I did a “You Guest It” article on the Oklahoma Council of Public Affairs blog a few months ago. Here’s the text:
My daughter will be attending Tulsa’s excellent universal public prekindergarten program next year, at an already excellent elementary school. I am thrilled to be able to take advantage of this free program. But how excellent is this program, really?
In President Obama’s 2013 State of the Union address, he called for universal prekindergarten, and cited Oklahoma’s program. This week, the Washington Post ran an opinion piece lamenting the lack of momentum from that speech, citing—as many do—research indicating increased cognitive results and lifelong positive effects from a high-quality preschool program. Tulsa’s program has been studied by Georgetown researchers and by all indicators, according to them, meets the benchmarks of this type of quality program, not only by what the program provides but by the results.
I challenged this assertion in a piece written for The Federalist in 2013 (“The False Promise of Universal Pre-kindergarten”). The criteria for defining a quality program depend on a series of benchmarks related to class ratio and teacher degrees, and looking at the results of these programs, the output is suspect. Most commentators who cite the remarkable long-term effects of preschools are speaking of very intensive and small historical programs such as the Perry Preschool Project, the Chicago Parent-Child Center, and the Abecedarian experiment. Those programs are not the same in almost any way as larger universal programs such as the ones found in Oklahoma, Tennessee, Georgia, and the city of Boston.
In October 2014, the Cato Institute published a study by David Armor, a professor emeritus of public policy at George Mason University and the author of Maximizing Intelligence (Transaction Publishers, 2003). Armor took an even more in-depth look at the inputs and outputs related to the evaluation of preschool programs and found definitively that contemporary programs extolled for their high quality are not being evaluated in a way that accounts for discrepancies in control groups and treatment groups. In Tulsa, for example, the researchers used Regression Discontinuity Design (RDD), which is considered flawed and non-experimental and “biases outcomes upwards” by not considering students in the treatment groups that drop out of the preschool programs. The control group in Tulsa is from the next year’s cohort and has just started school, and therefore the control group has all the students with no dropouts.
The Tulsa results, as Armor highlights, are “truly staggering”; the verbal skills for the treatment group were almost a full year of schooling ahead of the control group. This result, he says, is larger than the result even from the intensive historical programs such as Perry and Abecedarian—and is likely inflated.
When evaluations of contemporary preschool programs are undertaken instead with randomized experimental designs—considered the “gold standard” for education evaluation—results are far less extraordinary.
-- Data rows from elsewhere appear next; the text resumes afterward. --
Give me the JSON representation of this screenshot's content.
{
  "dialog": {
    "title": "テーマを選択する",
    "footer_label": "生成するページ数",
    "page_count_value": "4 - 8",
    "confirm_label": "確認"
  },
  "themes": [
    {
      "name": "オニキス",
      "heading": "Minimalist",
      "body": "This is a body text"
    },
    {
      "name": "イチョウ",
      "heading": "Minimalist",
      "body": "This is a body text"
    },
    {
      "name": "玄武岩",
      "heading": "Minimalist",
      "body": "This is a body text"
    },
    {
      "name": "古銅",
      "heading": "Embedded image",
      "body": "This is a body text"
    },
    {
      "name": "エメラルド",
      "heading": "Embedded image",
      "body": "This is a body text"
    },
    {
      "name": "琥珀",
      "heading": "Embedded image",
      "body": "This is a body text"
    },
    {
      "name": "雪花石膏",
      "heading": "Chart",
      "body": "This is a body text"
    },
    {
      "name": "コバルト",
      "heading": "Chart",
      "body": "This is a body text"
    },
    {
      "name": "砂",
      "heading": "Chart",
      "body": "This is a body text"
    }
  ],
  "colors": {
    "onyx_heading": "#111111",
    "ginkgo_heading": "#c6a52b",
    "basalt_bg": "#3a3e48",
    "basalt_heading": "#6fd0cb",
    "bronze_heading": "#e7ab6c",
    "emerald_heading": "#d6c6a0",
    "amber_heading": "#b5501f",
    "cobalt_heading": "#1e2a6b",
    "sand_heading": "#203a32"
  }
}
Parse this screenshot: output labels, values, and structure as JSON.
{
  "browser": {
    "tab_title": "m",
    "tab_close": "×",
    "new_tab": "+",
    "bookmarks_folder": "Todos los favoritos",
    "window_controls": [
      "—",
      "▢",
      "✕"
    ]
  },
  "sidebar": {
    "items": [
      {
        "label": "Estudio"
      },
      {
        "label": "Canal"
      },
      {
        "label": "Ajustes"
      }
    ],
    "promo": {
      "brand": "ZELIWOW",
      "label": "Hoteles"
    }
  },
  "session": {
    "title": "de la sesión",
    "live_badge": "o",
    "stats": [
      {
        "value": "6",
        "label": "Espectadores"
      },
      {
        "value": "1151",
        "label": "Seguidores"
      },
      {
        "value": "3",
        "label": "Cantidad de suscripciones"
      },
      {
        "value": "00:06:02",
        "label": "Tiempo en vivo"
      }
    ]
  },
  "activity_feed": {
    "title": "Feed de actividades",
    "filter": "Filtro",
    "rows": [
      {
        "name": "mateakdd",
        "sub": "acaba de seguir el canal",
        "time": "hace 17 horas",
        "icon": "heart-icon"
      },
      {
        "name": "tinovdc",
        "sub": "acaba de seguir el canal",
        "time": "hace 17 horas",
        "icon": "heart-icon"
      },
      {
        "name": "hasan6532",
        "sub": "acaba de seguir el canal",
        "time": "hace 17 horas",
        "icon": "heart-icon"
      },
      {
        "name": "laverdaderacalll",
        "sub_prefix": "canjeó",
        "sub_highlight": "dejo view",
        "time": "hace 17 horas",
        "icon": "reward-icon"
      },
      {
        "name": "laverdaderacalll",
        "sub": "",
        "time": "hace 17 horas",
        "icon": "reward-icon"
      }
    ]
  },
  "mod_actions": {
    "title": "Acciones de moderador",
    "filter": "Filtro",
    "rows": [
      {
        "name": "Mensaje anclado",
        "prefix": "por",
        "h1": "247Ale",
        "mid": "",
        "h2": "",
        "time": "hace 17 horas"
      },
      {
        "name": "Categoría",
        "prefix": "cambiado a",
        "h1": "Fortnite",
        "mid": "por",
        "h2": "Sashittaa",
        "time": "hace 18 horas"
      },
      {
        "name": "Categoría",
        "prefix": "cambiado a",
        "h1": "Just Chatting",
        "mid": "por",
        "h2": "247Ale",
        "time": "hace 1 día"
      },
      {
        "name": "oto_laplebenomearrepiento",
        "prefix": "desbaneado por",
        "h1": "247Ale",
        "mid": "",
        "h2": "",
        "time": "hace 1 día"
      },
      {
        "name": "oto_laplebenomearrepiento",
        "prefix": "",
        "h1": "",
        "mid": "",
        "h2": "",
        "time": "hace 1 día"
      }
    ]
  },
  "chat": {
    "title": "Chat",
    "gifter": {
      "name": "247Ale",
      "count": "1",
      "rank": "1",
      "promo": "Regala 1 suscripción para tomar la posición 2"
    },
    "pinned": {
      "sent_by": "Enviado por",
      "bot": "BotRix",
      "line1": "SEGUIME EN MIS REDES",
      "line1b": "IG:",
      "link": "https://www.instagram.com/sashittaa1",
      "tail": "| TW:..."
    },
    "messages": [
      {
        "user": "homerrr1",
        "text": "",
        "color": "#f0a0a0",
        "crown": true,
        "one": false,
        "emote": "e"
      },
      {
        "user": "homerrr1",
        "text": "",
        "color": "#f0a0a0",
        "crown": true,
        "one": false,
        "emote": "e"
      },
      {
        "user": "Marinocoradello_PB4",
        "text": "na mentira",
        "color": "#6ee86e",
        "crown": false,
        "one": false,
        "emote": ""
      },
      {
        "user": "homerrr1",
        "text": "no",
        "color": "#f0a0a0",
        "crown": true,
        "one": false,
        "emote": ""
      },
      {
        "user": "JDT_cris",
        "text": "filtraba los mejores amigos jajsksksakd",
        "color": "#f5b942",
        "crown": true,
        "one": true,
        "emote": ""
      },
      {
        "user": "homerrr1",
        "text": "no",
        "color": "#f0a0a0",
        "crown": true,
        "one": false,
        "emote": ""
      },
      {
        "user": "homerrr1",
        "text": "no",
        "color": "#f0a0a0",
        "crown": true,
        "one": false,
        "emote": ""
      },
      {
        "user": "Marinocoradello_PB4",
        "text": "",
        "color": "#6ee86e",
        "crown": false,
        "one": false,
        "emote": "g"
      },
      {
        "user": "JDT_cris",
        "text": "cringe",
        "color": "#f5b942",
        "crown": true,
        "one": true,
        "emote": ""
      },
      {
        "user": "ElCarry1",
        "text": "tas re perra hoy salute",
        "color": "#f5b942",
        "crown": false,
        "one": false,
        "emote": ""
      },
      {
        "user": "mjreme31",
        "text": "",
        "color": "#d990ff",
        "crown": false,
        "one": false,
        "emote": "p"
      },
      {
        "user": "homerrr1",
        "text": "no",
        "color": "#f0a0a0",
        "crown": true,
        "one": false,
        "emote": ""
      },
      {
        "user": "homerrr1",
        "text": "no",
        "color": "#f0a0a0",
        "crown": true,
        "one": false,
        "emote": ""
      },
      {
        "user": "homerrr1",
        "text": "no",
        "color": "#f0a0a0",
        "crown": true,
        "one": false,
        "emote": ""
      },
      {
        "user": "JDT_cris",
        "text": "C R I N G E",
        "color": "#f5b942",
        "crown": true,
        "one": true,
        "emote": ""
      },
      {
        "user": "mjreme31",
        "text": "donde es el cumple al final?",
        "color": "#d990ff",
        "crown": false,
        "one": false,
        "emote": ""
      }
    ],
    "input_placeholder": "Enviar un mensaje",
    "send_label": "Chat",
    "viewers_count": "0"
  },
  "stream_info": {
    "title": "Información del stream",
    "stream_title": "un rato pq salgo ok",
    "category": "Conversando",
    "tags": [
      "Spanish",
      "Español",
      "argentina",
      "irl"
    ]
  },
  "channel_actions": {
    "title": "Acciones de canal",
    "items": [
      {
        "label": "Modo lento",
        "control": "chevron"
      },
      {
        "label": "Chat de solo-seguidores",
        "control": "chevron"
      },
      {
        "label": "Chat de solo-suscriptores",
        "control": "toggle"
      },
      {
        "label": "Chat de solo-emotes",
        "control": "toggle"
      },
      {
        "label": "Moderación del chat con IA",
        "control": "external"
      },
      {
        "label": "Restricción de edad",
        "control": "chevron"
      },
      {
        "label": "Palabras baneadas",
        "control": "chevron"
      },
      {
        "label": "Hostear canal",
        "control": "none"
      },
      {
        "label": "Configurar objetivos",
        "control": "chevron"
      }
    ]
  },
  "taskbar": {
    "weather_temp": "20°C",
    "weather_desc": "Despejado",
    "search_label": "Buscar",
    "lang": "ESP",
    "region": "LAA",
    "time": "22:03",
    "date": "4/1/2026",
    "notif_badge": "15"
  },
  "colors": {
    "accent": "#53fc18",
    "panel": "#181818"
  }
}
The Head Start Impact Study originally had discrepancy problems but a special analysis by Peter M. Bernardy, which accounted for these discrepancies and used correct methodology, found that any positive results began fading by kindergarten and first grade. Similarly, an evaluation of the Tennessee pre-K program found this fade-out. One reason for waning results at this grade level are the intense cognitive development that occurs during these years of children’s lives—which indicates the quality of kindergarten and first-grade programs may be much more influential than the quality of prekindergarten.
What does this mean for Oklahoma? As I mentioned in my Federalist piece, studies do show more benefit from preschool for disadvantaged children than for children who have educated parents. As I stated, “If you are an educated parent who spends time talking and learning with your children, your child probably will not gain any extra educational benefit from preschool. Oklahoma makes the classic mistake of assuming the government can do a better job of providing for our children than parents.”
Preschool for disadvantaged children may have its benefits, but that does not augur for a state-run program that catches all children. If Oklahoma is truly concerned about how the state is failing young children, offer Education Savings Accounts (ESAs) to the better off, and focus instead on reforming educational options for the most vulnerable. That may include bolstering Head Start statewide with private and non-profit partnerships, as it does in Tulsa. It may even include some version of the state-run prekindergarten, but instead a targeted intensive program for those who fall below the poverty line